Some movie it was. I felt like I was sitting through the funeral of a prime minister. I felt like a celibate with no desire whatsoever. I felt like a village where the entire population disappeared overnight. I felt like the woods after agent orange. What a movie should be is like agent orange, is like the force that made the entire dinosaur population of the world disappear. What a movie should be is a mine full of gems. They may be buried next to coal and dirt, but in this terrible movie, I ask you, where are the gems? I dug and dug and found nothing. The hole got deeper. In the end I buried myself. I put a sign up: Please stone me to death. The passers-by stay away. They think I am a madman. This is the kind of life we live now. This is the kind of life we find it difficult to escape from.

The end involved the postman committing suicide. He was sick of his own questions about meaning and existence. He simply dug a hole and buried himself. He starved himself to death on a headland somewhere in Sweden. He froze and turned into the earth. The critic did not have to bury him, for he was already buried. The little boy was talking but said only foolish things. Something like, 'Should we take him to the cemetery?' The critic froze at the question. He thought, 'Yes, we ought to have dug him up and put him somewhere proper, or they will think I murdered him.' There was no ending. It went on and on. When it finished, I made the story continue in my mind for a long time. The boy grew up and resented his father. The boy was so tired of criticism and literary theories he threw himself over the bridge. His father buried him and asked himself more questions. He grew old alone on the headland and lived for a very long time. It was a terrible movie, but it affected me.

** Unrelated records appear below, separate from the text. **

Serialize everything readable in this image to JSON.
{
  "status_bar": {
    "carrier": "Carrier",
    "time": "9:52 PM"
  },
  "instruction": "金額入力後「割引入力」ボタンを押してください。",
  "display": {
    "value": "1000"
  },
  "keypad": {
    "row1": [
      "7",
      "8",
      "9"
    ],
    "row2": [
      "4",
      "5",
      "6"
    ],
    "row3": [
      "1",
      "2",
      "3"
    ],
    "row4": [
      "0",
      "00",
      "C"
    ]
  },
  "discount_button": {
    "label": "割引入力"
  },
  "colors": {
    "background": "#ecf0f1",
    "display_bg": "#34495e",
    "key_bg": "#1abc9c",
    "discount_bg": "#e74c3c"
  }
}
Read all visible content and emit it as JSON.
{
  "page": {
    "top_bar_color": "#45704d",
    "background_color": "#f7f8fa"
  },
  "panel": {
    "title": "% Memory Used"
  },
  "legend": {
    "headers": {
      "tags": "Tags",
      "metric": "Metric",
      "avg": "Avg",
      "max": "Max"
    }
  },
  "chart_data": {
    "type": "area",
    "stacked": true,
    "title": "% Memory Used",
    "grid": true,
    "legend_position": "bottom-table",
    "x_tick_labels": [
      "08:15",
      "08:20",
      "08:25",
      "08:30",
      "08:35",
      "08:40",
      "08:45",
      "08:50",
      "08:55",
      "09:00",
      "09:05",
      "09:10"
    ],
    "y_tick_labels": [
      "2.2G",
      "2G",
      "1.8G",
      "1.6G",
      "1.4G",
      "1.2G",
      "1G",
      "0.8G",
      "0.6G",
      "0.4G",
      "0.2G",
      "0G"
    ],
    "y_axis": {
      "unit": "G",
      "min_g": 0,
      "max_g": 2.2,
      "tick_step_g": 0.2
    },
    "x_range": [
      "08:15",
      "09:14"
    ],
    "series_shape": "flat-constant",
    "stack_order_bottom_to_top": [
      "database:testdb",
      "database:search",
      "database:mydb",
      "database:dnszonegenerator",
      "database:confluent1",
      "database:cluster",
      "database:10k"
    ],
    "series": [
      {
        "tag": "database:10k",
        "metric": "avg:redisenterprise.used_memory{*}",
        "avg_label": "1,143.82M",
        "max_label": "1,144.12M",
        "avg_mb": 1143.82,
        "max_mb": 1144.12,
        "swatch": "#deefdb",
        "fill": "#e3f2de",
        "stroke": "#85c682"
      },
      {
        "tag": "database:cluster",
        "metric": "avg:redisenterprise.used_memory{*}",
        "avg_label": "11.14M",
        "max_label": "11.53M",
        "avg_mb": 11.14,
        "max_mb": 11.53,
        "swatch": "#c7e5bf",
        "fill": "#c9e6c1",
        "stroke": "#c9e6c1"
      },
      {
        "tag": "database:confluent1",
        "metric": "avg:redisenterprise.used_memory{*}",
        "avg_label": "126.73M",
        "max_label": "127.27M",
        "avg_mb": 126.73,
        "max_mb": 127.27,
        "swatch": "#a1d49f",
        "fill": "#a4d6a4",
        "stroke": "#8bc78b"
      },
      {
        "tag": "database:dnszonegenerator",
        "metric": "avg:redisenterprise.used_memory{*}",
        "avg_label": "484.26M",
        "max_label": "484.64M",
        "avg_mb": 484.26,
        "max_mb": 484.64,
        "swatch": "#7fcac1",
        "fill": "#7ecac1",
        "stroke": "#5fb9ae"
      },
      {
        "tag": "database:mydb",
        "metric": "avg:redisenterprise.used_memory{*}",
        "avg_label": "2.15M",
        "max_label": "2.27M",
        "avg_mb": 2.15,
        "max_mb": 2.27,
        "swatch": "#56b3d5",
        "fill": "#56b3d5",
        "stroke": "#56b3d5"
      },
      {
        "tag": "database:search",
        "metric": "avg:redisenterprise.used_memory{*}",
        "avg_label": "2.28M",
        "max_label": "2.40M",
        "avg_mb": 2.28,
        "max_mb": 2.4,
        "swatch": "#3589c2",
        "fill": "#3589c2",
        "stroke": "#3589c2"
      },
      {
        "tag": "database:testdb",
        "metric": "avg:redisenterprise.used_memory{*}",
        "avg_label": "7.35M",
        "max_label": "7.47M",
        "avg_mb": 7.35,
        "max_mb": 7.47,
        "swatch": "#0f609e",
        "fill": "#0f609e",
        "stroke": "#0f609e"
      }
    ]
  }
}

My son is growing up too quickly. I am alone with him all the time. I am tired but I cannot live without him. One day he will leave me. I will ask the same questions as the critic and the postman. But I will not make it known to the world and make a two-hours-and-forty-five-minutes feature film about it. I will perhaps explain it to you in a letter, but you don't need me to explain. You understand it every time you come to see us. You are glad we didn't marry. You are glad I suffer alone and you suffer alone. We all asked those questions, but I do not want to watch it in a film. Should a movie take one away from reality? They can get drunk on that, the critics. I am not a critic. I am no one. I am sick of this work but I still have two more years of study. I sometimes wish we went to Europe together. I sometimes imagine you by my side. But most of the time I am so tired all I can think about is work. I even do work in my dreams. In the morning, I take my son to school. I go to work. It is another day. There is much ultramarine in my office. When I see paint, I think of you. You stopped sending me your works. I don't mind. Sometimes I wish we could live together and just watch movies together. We can hire a maid to do all the housework. All you have to do is watch movies with us, and read books to us. In your free time when I am at work and he is at school, you can paint.

I am sorry. It's a dream you gave up a while back. I talk about it out of spite. The movie was not worth watching. But maybe it was. I was so tired I fell asleep halfway and didn't actually finish it.

Janet Jiahui Wu is a Hong-Kongese-Chinese-Australian visual artist and writer of poetry and fiction. She has published in various Australian literary magazines such as Voiceworks, Cordite Poetry Review, Mascara Literary Review, Rabbit Poetry, Plumwood Mountain Poetry, foam:e, Tipton Poetry Journal, Yes! and so on. She currently lives in Paris.